* **What is needed**:
Examine the entries and show every line in which the word "this" is found.

(Stored data Opens)

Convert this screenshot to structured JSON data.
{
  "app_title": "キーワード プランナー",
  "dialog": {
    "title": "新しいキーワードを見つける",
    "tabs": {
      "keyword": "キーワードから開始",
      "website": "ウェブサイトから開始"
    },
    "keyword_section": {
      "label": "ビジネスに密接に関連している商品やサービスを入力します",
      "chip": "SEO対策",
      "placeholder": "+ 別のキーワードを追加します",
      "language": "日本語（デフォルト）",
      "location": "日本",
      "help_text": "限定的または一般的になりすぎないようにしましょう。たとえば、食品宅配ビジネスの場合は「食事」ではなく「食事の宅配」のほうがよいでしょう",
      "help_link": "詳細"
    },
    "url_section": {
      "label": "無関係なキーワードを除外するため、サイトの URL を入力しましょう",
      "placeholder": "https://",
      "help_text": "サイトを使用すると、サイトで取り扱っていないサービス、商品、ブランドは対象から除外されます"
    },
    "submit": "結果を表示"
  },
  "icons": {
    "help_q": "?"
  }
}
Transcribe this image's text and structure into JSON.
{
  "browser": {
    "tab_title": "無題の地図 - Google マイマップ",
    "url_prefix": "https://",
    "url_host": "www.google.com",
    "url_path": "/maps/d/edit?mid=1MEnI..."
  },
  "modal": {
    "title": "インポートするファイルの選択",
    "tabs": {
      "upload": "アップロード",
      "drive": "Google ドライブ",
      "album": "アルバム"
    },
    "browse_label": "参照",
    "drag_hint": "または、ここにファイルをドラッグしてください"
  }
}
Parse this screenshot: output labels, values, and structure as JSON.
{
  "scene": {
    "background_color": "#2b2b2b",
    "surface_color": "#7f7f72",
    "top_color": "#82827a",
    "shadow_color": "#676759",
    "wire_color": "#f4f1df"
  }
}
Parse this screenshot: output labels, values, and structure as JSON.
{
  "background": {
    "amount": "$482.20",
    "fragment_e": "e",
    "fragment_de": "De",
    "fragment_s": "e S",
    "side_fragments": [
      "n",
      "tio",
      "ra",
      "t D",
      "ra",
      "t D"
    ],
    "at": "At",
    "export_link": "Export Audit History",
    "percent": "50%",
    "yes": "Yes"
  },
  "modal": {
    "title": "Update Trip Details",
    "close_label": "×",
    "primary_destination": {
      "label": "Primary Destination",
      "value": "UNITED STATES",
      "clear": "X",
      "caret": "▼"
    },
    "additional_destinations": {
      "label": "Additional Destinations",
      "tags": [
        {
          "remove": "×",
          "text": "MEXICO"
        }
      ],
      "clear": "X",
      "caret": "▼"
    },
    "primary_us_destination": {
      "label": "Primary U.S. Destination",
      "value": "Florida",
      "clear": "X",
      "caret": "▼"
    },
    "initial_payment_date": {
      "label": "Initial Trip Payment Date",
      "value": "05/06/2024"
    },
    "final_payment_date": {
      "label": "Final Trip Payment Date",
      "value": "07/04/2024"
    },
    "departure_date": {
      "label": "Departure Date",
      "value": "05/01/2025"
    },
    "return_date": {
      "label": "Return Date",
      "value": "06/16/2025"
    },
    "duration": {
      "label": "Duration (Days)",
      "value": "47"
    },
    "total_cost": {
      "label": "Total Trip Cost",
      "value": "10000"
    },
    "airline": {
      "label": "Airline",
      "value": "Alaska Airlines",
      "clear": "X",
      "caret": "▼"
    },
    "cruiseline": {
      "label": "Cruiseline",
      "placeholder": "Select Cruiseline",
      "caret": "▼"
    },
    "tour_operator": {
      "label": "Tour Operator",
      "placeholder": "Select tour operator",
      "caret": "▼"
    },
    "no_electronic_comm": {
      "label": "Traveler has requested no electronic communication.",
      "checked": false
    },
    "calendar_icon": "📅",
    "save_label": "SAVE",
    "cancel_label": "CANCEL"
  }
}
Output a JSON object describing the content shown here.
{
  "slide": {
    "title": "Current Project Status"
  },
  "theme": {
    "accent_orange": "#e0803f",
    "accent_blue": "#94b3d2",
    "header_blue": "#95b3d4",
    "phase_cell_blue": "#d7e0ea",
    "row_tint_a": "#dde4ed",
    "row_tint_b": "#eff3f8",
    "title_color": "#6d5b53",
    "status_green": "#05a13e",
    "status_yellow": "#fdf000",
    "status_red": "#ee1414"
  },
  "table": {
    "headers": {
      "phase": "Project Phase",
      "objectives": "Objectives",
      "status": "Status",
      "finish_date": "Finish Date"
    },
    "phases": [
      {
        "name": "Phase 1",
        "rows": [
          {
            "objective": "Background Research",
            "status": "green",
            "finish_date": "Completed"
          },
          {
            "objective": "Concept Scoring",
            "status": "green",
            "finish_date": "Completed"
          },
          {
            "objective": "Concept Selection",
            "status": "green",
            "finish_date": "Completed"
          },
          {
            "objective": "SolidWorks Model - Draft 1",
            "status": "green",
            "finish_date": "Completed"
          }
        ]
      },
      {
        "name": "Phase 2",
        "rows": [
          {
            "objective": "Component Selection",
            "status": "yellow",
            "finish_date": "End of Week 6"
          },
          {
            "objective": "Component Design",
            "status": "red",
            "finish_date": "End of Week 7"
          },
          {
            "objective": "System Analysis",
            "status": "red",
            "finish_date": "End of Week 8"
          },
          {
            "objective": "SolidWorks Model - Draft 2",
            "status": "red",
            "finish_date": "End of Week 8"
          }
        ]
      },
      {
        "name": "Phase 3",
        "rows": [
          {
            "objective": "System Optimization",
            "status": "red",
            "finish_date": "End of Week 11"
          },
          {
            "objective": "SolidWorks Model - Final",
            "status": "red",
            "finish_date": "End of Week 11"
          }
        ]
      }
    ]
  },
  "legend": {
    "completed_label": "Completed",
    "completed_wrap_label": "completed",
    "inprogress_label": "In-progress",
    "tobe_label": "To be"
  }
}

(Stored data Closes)

* **Your solution**:
Convert this screenshot to structured JSON data.
Transcribe this image's text and structure into JSON.
Parse this screenshot: output labels, values, and structure as JSON.
Parse this screenshot: output labels, values, and structure as JSON.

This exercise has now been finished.